Although the power of visual and collaborative internal communication tools cannot be overstated, there is a lot of power and meaning in communicating data and analytics. Analytics gives meaning and context to the hard work people are doing. Employees like to see numbers, in order to understand the business results and perhaps see how their job is contributing to their organization’s bottom line. Analytics are rarely verbally communicated. Instead, they are often shared in summary emails or on slides in town halls.
The key to sharing analytics is to not overdo it. Rather than showing slide upon slide of spreadsheets, managers should pick out the key numbers and focus on these instead. Managers should also add context, draw comparisons, and use clear indicators and cues to help less numerical individuals understand what is being said. Finally, always inform the team that any financial data or figures shared through internal communication must stay on site and never shared externally with people not connected to the organization, in case the data is sensitive or confidential.
5. Collaboration Tools
Collaboration tools are modern suites of online resources which are aimed at bringing people closer together. There are many examples of these on the market, such as Slack, SharePoint, and Trello, a project management software.
The idea behind collaboration tools is that they allow employees to simultaneously work on them and update information, saving information as they go. Most tools allow for real-time reporting and updating, meaning that managers can get information almost instantly as a project progresses. There is enhanced reporting and tracking of projects using collaboration tools, which makes it easier for leaders and project teams to track what is happening.
Collaboration tools need a lot of training and are best used in conjunction with other internal communication tools, such as virtual meetings or scrums. The virtual nature of these tools mean that it might be easier to complete projects online rather than in real life, leading some people to claim they have completed tasks before thy have actually done so! Therefore, managers must ensure they are up to speed with all progress and are able follow up in more detail where needed.
Internal communication tools can offer a huge amount to organizations, both large and small. A great way to bring teams together and sometimes referred to as the ‘heartbeat’ of the organization, internal communication connects employees with senior leadership and organizational values and can facilitate the completion of work. As such, it’s never enough just to assume that internal communication will sort itself out naturally. Developing a strategy to drive internal communication is essential and will make a substantial difference to its quality and reach.

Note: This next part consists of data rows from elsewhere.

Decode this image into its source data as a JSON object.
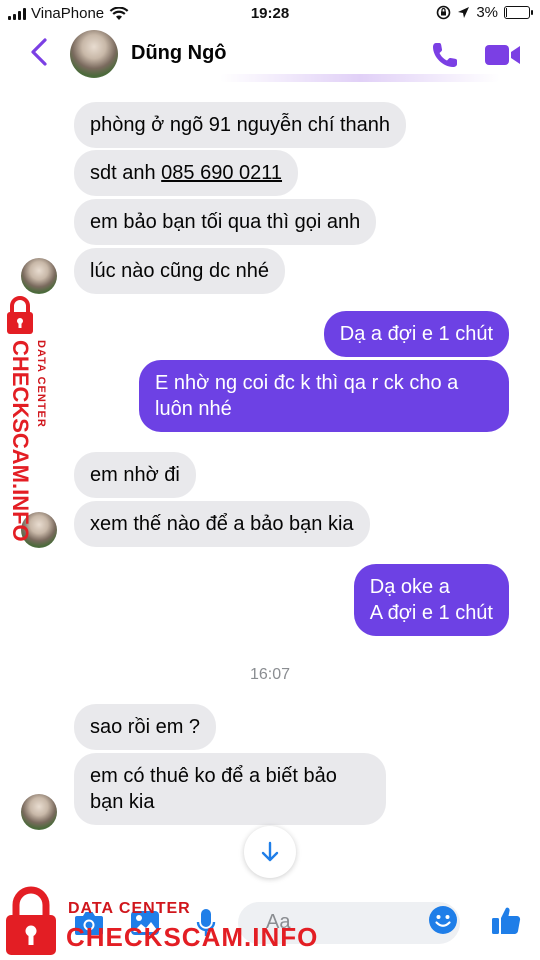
{
  "status_bar": {
    "carrier": "VinaPhone",
    "time": "19:28",
    "battery": "3%",
    "battery_level": 0.03
  },
  "header": {
    "contact_name": "Dũng Ngô",
    "icons": [
      "back-chevron-icon",
      "phone-icon",
      "video-camera-icon"
    ]
  },
  "messages": [
    {
      "dir": "in",
      "text": "phòng ở ngõ 91 nguyễn chí thanh"
    },
    {
      "dir": "in",
      "prefix": "sdt anh ",
      "link": "085 690 0211"
    },
    {
      "dir": "in",
      "text": "em bảo bạn tối qua thì gọi anh"
    },
    {
      "dir": "in",
      "text": "lúc nào cũng dc nhé"
    },
    {
      "dir": "out",
      "text": "Dạ a đợi e 1 chút"
    },
    {
      "dir": "out",
      "text": "E nhờ ng coi đc k thì qa r ck cho a luôn nhé"
    },
    {
      "dir": "in",
      "text": "em nhờ đi"
    },
    {
      "dir": "in",
      "text": "xem thế nào để a bảo bạn kia"
    },
    {
      "dir": "out",
      "lines": [
        "Dạ oke a",
        "A đợi e 1 chút"
      ]
    },
    {
      "dir": "in",
      "text": "sao rồi em ?"
    },
    {
      "dir": "in",
      "text": "em có thuê ko để a biết bảo bạn kia"
    }
  ],
  "timestamp": "16:07",
  "composer": {
    "placeholder": "Aa",
    "icons": [
      "camera-icon",
      "gallery-icon",
      "microphone-icon",
      "emoji-icon",
      "thumbs-up-icon"
    ]
  },
  "watermark": {
    "line1": "DATA CENTER",
    "line2": "CHECKSCAM.INFO"
  },
  "colors": {
    "accent": "#6d41e4",
    "incoming_bubble": "#e9e9ec",
    "watermark_red": "#e31e24"
  }
}
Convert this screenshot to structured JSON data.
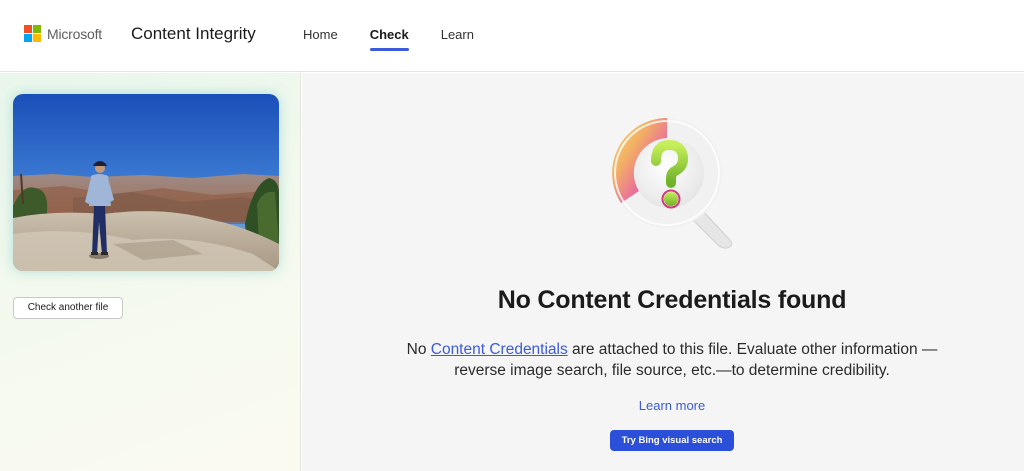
{
  "header": {
    "brand": "Microsoft",
    "product": "Content Integrity",
    "logo_colors": [
      "#f25022",
      "#7fba00",
      "#00a4ef",
      "#ffb900"
    ],
    "nav": [
      {
        "label": "Home",
        "active": false
      },
      {
        "label": "Check",
        "active": true
      },
      {
        "label": "Learn",
        "active": false
      }
    ]
  },
  "sidebar": {
    "check_another_label": "Check another file"
  },
  "main": {
    "icon": "magnifier-question-icon",
    "title": "No Content Credentials found",
    "desc_prefix": "No ",
    "desc_link": "Content Credentials",
    "desc_suffix": " are attached to this file. Evaluate other information —reverse image search, file source, etc.—to determine credibility.",
    "learn_more": "Learn more",
    "bing_button": "Try Bing visual search"
  },
  "colors": {
    "accent": "#3b5bdb",
    "button_primary": "#2b4fd9"
  }
}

There are many different tools to do this. Virtual tools such as video conferencing, instant messaging, and collaboration programs are fantastic ways to connect people easily and smoothly. The key to internal communication tools is to use as many as you can, all together. Internal communication, like communication in general, is almost impossible to overdo. Focus as much as you can on driving internal communication, and this in turn will start to positively impact other key measurements in your organization.